● Task to carry out: Print the whole listing, keeping every line exactly as given.

● Data section:
● ● ●

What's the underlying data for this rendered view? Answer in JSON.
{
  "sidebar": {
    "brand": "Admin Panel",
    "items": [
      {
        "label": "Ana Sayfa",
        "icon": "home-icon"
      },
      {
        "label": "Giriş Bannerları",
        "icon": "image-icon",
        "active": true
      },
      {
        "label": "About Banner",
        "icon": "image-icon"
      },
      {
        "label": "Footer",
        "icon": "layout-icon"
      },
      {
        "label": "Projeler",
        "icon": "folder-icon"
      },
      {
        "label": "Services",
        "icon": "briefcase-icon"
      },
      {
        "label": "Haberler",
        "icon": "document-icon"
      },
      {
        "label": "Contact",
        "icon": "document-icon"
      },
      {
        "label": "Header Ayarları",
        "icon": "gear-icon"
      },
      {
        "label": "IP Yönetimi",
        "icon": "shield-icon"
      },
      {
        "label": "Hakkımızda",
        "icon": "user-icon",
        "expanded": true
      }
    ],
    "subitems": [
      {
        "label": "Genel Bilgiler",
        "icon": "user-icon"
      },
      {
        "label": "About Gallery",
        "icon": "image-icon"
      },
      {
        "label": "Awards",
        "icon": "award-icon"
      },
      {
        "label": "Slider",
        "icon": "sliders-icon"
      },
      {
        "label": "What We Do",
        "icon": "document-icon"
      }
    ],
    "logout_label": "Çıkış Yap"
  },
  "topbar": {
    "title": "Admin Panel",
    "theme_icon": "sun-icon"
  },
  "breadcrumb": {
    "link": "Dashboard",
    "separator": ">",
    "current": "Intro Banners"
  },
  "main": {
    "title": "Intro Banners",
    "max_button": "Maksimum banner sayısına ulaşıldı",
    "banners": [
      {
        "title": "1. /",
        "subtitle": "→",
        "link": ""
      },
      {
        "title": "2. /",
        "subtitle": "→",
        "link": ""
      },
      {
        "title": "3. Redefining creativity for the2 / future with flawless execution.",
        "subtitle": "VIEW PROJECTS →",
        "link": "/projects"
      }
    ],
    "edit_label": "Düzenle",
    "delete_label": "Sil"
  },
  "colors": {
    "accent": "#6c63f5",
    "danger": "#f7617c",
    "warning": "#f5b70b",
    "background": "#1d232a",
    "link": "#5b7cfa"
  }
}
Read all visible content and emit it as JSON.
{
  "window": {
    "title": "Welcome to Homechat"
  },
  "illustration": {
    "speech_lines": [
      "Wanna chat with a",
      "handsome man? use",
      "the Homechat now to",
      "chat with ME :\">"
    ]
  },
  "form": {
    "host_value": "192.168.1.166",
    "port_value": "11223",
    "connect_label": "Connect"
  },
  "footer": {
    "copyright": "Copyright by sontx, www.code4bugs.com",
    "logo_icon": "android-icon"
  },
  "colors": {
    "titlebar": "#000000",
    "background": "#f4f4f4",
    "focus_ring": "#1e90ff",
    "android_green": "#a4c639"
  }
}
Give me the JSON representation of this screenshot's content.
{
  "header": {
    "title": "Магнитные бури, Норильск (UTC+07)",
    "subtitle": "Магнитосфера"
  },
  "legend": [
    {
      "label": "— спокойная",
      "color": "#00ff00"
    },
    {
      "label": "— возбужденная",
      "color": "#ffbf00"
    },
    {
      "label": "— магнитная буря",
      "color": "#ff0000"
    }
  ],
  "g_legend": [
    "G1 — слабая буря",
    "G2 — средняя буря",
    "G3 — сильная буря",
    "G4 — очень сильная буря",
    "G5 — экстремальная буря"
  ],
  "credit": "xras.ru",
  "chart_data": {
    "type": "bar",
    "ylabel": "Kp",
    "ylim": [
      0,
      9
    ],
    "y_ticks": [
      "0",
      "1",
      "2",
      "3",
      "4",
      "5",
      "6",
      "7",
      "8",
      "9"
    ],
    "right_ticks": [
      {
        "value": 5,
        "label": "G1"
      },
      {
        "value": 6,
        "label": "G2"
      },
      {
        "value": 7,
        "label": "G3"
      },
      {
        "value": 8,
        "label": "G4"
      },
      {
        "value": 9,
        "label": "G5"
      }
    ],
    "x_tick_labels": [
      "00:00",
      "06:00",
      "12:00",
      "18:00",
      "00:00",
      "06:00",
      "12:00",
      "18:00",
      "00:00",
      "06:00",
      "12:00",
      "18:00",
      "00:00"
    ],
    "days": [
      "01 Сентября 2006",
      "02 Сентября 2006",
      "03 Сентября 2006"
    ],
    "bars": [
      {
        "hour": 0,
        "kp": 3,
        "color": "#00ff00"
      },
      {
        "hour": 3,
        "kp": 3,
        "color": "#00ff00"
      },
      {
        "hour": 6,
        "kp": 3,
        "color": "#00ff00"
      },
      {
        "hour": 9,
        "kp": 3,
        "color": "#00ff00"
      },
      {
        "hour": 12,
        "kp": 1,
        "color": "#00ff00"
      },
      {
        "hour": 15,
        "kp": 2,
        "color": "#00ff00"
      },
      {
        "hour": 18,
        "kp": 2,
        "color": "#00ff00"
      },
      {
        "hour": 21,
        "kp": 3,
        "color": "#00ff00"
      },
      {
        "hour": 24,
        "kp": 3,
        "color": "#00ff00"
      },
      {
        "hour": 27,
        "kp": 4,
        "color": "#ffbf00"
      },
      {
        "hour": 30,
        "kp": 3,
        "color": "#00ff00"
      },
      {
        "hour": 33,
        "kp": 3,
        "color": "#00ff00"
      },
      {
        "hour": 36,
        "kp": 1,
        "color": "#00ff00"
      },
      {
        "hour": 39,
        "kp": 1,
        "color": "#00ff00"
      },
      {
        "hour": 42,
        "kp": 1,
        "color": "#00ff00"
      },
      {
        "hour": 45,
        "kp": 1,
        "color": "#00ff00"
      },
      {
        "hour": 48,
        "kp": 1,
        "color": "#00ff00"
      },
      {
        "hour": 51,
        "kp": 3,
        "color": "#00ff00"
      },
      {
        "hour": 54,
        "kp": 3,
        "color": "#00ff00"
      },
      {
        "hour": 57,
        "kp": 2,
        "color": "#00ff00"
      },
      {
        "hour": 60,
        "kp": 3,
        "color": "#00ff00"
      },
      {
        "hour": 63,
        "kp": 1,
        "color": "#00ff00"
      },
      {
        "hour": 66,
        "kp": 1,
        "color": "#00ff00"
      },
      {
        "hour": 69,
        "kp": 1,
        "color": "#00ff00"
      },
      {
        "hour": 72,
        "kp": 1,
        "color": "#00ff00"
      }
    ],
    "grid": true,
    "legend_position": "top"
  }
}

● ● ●

● Completed task:
What's the underlying data for this rendered view? Answer in JSON.
{
  "sidebar": {
    "brand": "Admin Panel",
    "items": [
      {
        "label": "Ana Sayfa",
        "icon": "home-icon"
      },
      {
        "label": "Giriş Bannerları",
        "icon": "image-icon",
        "active": true
      },
      {
        "label": "About Banner",
        "icon": "image-icon"
      },
      {
        "label": "Footer",
        "icon": "layout-icon"
      },
      {
        "label": "Projeler",
        "icon": "folder-icon"
      },
      {
        "label": "Services",
        "icon": "briefcase-icon"
      },
      {
        "label": "Haberler",
        "icon": "document-icon"
      },
      {
        "label": "Contact",
        "icon": "document-icon"
      },
      {
        "label": "Header Ayarları",
        "icon": "gear-icon"
      },
      {
        "label": "IP Yönetimi",
        "icon": "shield-icon"
      },
      {
        "label": "Hakkımızda",
        "icon": "user-icon",
        "expanded": true
      }
    ],
    "subitems": [
      {
        "label": "Genel Bilgiler",
        "icon": "user-icon"
      },
      {
        "label": "About Gallery",
        "icon": "image-icon"
      },
      {
        "label": "Awards",
        "icon": "award-icon"
      },
      {
        "label": "Slider",
        "icon": "sliders-icon"
      },
      {
        "label": "What We Do",
        "icon": "document-icon"
      }
    ],
    "logout_label": "Çıkış Yap"
  },
  "topbar": {
    "title": "Admin Panel",
    "theme_icon": "sun-icon"
  },
  "breadcrumb": {
    "link": "Dashboard",
    "separator": ">",
    "current": "Intro Banners"
  },
  "main": {
    "title": "Intro Banners",
    "max_button": "Maksimum banner sayısına ulaşıldı",
    "banners": [
      {
        "title": "1. /",
        "subtitle": "→",
        "link": ""
      },
      {
        "title": "2. /",
        "subtitle": "→",
        "link": ""
      },
      {
        "title": "3. Redefining creativity for the2 / future with flawless execution.",
        "subtitle": "VIEW PROJECTS →",
        "link": "/projects"
      }
    ],
    "edit_label": "Düzenle",
    "delete_label": "Sil"
  },
  "colors": {
    "accent": "#6c63f5",
    "danger": "#f7617c",
    "warning": "#f5b70b",
    "background": "#1d232a",
    "link": "#5b7cfa"
  }
}
Read all visible content and emit it as JSON.
{
  "window": {
    "title": "Welcome to Homechat"
  },
  "illustration": {
    "speech_lines": [
      "Wanna chat with a",
      "handsome man? use",
      "the Homechat now to",
      "chat with ME :\">"
    ]
  },
  "form": {
    "host_value": "192.168.1.166",
    "port_value": "11223",
    "connect_label": "Connect"
  },
  "footer": {
    "copyright": "Copyright by sontx, www.code4bugs.com",
    "logo_icon": "android-icon"
  },
  "colors": {
    "titlebar": "#000000",
    "background": "#f4f4f4",
    "focus_ring": "#1e90ff",
    "android_green": "#a4c639"
  }
}
Give me the JSON representation of this screenshot's content.
{
  "header": {
    "title": "Магнитные бури, Норильск (UTC+07)",
    "subtitle": "Магнитосфера"
  },
  "legend": [
    {
      "label": "— спокойная",
      "color": "#00ff00"
    },
    {
      "label": "— возбужденная",
      "color": "#ffbf00"
    },
    {
      "label": "— магнитная буря",
      "color": "#ff0000"
    }
  ],
  "g_legend": [
    "G1 — слабая буря",
    "G2 — средняя буря",
    "G3 — сильная буря",
    "G4 — очень сильная буря",
    "G5 — экстремальная буря"
  ],
  "credit": "xras.ru",
  "chart_data": {
    "type": "bar",
    "ylabel": "Kp",
    "ylim": [
      0,
      9
    ],
    "y_ticks": [
      "0",
      "1",
      "2",
      "3",
      "4",
      "5",
      "6",
      "7",
      "8",
      "9"
    ],
    "right_ticks": [
      {
        "value": 5,
        "label": "G1"
      },
      {
        "value": 6,
        "label": "G2"
      },
      {
        "value": 7,
        "label": "G3"
      },
      {
        "value": 8,
        "label": "G4"
      },
      {
        "value": 9,
        "label": "G5"
      }
    ],
    "x_tick_labels": [
      "00:00",
      "06:00",
      "12:00",
      "18:00",
      "00:00",
      "06:00",
      "12:00",
      "18:00",
      "00:00",
      "06:00",
      "12:00",
      "18:00",
      "00:00"
    ],
    "days": [
      "01 Сентября 2006",
      "02 Сентября 2006",
      "03 Сентября 2006"
    ],
    "bars": [
      {
        "hour": 0,
        "kp": 3,
        "color": "#00ff00"
      },
      {
        "hour": 3,
        "kp": 3,
        "color": "#00ff00"
      },
      {
        "hour": 6,
        "kp": 3,
        "color": "#00ff00"
      },
      {
        "hour": 9,
        "kp": 3,
        "color": "#00ff00"
      },
      {
        "hour": 12,
        "kp": 1,
        "color": "#00ff00"
      },
      {
        "hour": 15,
        "kp": 2,
        "color": "#00ff00"
      },
      {
        "hour": 18,
        "kp": 2,
        "color": "#00ff00"
      },
      {
        "hour": 21,
        "kp": 3,
        "color": "#00ff00"
      },
      {
        "hour": 24,
        "kp": 3,
        "color": "#00ff00"
      },
      {
        "hour": 27,
        "kp": 4,
        "color": "#ffbf00"
      },
      {
        "hour": 30,
        "kp": 3,
        "color": "#00ff00"
      },
      {
        "hour": 33,
        "kp": 3,
        "color": "#00ff00"
      },
      {
        "hour": 36,
        "kp": 1,
        "color": "#00ff00"
      },
      {
        "hour": 39,
        "kp": 1,
        "color": "#00ff00"
      },
      {
        "hour": 42,
        "kp": 1,
        "color": "#00ff00"
      },
      {
        "hour": 45,
        "kp": 1,
        "color": "#00ff00"
      },
      {
        "hour": 48,
        "kp": 1,
        "color": "#00ff00"
      },
      {
        "hour": 51,
        "kp": 3,
        "color": "#00ff00"
      },
      {
        "hour": 54,
        "kp": 3,
        "color": "#00ff00"
      },
      {
        "hour": 57,
        "kp": 2,
        "color": "#00ff00"
      },
      {
        "hour": 60,
        "kp": 3,
        "color": "#00ff00"
      },
      {
        "hour": 63,
        "kp": 1,
        "color": "#00ff00"
      },
      {
        "hour": 66,
        "kp": 1,
        "color": "#00ff00"
      },
      {
        "hour": 69,
        "kp": 1,
        "color": "#00ff00"
      },
      {
        "hour": 72,
        "kp": 1,
        "color": "#00ff00"
      }
    ],
    "grid": true,
    "legend_position": "top"
  }
}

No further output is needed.